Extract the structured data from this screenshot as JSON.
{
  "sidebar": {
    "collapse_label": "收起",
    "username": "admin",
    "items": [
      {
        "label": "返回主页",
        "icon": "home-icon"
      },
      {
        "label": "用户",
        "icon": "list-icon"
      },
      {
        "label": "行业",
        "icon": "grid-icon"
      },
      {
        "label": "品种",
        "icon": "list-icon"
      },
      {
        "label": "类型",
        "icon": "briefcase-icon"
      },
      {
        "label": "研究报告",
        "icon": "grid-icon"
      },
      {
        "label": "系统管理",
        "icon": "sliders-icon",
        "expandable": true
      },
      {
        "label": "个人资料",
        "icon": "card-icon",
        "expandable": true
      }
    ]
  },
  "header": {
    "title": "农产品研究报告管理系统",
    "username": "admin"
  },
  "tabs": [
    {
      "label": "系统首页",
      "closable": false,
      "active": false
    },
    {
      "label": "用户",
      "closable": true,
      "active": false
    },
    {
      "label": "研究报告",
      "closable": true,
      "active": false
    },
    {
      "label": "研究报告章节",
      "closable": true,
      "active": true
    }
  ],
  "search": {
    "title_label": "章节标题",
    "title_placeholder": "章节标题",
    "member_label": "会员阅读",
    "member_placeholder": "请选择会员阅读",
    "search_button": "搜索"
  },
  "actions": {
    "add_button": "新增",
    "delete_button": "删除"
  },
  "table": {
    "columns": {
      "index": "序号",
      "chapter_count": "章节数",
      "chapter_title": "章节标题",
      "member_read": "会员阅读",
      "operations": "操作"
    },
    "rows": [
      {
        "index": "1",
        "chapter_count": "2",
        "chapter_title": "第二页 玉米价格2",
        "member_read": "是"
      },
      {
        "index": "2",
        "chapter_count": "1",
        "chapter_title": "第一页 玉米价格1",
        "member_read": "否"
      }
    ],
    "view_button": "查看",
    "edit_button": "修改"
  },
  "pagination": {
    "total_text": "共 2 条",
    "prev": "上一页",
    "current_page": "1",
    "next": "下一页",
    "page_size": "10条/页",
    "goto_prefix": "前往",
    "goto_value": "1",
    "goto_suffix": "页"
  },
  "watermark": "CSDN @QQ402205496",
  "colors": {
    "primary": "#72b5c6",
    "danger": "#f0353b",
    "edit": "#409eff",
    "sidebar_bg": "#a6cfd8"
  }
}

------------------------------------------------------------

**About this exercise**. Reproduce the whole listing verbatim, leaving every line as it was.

**Output below**.
Extract the structured data from this screenshot as JSON.
{
  "sidebar": {
    "collapse_label": "收起",
    "username": "admin",
    "items": [
      {
        "label": "返回主页",
        "icon": "home-icon"
      },
      {
        "label": "用户",
        "icon": "list-icon"
      },
      {
        "label": "行业",
        "icon": "grid-icon"
      },
      {
        "label": "品种",
        "icon": "list-icon"
      },
      {
        "label": "类型",
        "icon": "briefcase-icon"
      },
      {
        "label": "研究报告",
        "icon": "grid-icon"
      },
      {
        "label": "系统管理",
        "icon": "sliders-icon",
        "expandable": true
      },
      {
        "label": "个人资料",
        "icon": "card-icon",
        "expandable": true
      }
    ]
  },
  "header": {
    "title": "农产品研究报告管理系统",
    "username": "admin"
  },
  "tabs": [
    {
      "label": "系统首页",
      "closable": false,
      "active": false
    },
    {
      "label": "用户",
      "closable": true,
      "active": false
    },
    {
      "label": "研究报告",
      "closable": true,
      "active": false
    },
    {
      "label": "研究报告章节",
      "closable": true,
      "active": true
    }
  ],
  "search": {
    "title_label": "章节标题",
    "title_placeholder": "章节标题",
    "member_label": "会员阅读",
    "member_placeholder": "请选择会员阅读",
    "search_button": "搜索"
  },
  "actions": {
    "add_button": "新增",
    "delete_button": "删除"
  },
  "table": {
    "columns": {
      "index": "序号",
      "chapter_count": "章节数",
      "chapter_title": "章节标题",
      "member_read": "会员阅读",
      "operations": "操作"
    },
    "rows": [
      {
        "index": "1",
        "chapter_count": "2",
        "chapter_title": "第二页 玉米价格2",
        "member_read": "是"
      },
      {
        "index": "2",
        "chapter_count": "1",
        "chapter_title": "第一页 玉米价格1",
        "member_read": "否"
      }
    ],
    "view_button": "查看",
    "edit_button": "修改"
  },
  "pagination": {
    "total_text": "共 2 条",
    "prev": "上一页",
    "current_page": "1",
    "next": "下一页",
    "page_size": "10条/页",
    "goto_prefix": "前往",
    "goto_value": "1",
    "goto_suffix": "页"
  },
  "watermark": "CSDN @QQ402205496",
  "colors": {
    "primary": "#72b5c6",
    "danger": "#f0353b",
    "edit": "#409eff",
    "sidebar_bg": "#a6cfd8"
  }
}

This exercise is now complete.